● **What this task involves**: Scan the data beneath this task and copy each line that includes "value".

__________

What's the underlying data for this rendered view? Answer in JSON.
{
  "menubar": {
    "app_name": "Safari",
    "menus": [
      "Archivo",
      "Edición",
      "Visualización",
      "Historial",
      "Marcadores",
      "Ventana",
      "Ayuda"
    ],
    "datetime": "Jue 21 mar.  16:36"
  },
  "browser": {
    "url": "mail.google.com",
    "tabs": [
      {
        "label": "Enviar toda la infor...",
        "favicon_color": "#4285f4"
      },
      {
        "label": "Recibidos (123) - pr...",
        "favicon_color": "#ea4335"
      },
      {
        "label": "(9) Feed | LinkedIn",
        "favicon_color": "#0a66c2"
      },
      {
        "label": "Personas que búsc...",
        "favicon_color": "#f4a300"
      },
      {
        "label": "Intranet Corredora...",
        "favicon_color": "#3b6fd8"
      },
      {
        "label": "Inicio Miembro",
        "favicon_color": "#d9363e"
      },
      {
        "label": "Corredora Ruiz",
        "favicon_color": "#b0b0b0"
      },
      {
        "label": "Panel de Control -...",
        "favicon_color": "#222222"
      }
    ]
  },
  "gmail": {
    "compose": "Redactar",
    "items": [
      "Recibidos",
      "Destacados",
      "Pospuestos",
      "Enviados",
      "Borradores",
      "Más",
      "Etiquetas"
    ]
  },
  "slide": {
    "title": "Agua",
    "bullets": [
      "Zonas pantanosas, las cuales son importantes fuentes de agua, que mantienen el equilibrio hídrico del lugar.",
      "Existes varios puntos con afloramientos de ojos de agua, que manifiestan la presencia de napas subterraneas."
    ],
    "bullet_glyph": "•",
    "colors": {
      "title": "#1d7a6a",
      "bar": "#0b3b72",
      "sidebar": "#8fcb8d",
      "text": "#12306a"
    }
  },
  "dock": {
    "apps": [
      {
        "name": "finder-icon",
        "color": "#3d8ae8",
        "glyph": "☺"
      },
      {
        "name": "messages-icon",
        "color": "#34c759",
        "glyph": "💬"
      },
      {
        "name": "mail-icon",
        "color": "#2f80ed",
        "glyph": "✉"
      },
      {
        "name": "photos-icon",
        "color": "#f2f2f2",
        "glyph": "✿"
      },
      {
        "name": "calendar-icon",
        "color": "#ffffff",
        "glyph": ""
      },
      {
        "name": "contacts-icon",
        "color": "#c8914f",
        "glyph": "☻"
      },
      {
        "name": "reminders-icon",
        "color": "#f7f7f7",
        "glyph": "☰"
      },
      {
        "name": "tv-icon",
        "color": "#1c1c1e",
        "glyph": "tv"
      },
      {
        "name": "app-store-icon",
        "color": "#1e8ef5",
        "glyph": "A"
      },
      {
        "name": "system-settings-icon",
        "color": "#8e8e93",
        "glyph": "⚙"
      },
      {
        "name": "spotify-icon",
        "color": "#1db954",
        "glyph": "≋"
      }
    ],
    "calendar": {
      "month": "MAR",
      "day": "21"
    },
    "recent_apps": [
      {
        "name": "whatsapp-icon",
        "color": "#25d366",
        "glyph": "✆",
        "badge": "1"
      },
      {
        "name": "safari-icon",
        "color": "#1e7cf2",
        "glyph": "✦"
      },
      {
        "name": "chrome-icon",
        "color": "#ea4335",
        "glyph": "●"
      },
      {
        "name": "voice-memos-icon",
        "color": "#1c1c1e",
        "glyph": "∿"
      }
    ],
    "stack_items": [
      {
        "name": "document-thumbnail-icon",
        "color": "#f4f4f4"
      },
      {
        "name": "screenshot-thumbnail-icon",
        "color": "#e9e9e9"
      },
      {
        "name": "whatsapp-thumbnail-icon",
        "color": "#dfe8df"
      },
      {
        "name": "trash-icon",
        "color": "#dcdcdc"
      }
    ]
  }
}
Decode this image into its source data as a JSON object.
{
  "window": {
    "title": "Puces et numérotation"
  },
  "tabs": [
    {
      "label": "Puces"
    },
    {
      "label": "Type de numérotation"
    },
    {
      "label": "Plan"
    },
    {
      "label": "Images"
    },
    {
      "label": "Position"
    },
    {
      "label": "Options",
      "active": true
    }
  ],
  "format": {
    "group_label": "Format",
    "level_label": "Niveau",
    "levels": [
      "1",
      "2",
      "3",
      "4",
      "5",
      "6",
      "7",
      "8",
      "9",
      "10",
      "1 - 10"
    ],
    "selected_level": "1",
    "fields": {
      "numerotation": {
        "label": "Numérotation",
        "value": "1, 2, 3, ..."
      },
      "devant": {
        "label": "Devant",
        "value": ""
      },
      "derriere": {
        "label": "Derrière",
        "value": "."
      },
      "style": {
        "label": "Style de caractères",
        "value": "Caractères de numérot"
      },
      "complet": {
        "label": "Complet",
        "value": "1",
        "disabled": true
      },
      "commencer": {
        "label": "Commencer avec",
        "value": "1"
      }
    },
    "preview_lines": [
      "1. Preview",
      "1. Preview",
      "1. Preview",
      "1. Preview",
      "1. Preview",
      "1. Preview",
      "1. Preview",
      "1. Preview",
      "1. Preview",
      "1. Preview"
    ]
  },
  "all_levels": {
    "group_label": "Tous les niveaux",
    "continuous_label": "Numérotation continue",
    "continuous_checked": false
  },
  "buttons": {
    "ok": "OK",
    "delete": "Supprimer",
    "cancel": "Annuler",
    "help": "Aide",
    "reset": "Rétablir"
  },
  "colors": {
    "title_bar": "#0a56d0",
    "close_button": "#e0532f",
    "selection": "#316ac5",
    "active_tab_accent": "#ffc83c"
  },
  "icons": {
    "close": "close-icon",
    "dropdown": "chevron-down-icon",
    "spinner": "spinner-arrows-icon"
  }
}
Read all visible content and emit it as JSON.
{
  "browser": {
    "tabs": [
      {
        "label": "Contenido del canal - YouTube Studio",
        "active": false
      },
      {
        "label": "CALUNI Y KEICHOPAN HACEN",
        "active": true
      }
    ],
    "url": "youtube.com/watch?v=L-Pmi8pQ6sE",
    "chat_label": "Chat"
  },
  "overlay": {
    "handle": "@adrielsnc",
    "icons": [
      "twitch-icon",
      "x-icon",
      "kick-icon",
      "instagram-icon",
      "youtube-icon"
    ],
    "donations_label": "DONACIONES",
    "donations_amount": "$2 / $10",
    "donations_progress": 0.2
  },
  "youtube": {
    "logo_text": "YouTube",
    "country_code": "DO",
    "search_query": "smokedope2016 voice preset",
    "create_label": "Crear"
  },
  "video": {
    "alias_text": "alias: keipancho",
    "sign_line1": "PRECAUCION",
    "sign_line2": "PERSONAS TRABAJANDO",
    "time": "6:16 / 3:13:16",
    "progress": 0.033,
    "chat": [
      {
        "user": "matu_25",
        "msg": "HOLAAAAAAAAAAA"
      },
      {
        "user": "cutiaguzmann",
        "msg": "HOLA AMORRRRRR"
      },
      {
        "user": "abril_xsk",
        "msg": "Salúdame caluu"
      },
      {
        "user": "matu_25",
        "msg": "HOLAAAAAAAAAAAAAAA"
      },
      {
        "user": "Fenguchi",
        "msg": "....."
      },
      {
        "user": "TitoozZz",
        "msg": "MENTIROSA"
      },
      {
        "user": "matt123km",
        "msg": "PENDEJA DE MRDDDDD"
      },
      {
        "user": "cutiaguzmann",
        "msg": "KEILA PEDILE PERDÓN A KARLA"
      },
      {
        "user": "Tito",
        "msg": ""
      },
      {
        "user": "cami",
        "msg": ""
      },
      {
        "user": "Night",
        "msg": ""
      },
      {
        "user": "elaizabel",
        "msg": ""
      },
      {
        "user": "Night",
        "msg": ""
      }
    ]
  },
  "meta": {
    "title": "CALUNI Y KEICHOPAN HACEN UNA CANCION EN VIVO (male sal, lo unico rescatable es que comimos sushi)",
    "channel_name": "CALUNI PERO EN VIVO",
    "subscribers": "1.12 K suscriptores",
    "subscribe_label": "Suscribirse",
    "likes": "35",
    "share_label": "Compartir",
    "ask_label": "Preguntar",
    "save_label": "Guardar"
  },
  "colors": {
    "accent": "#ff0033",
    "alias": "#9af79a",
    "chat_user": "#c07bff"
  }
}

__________

● **Exercise output**:
        "value": "1, 2, 3, ..."
        "value": ""
        "value": "."
        "value": "Caractères de numérot"
        "value": "1",
        "value": "1"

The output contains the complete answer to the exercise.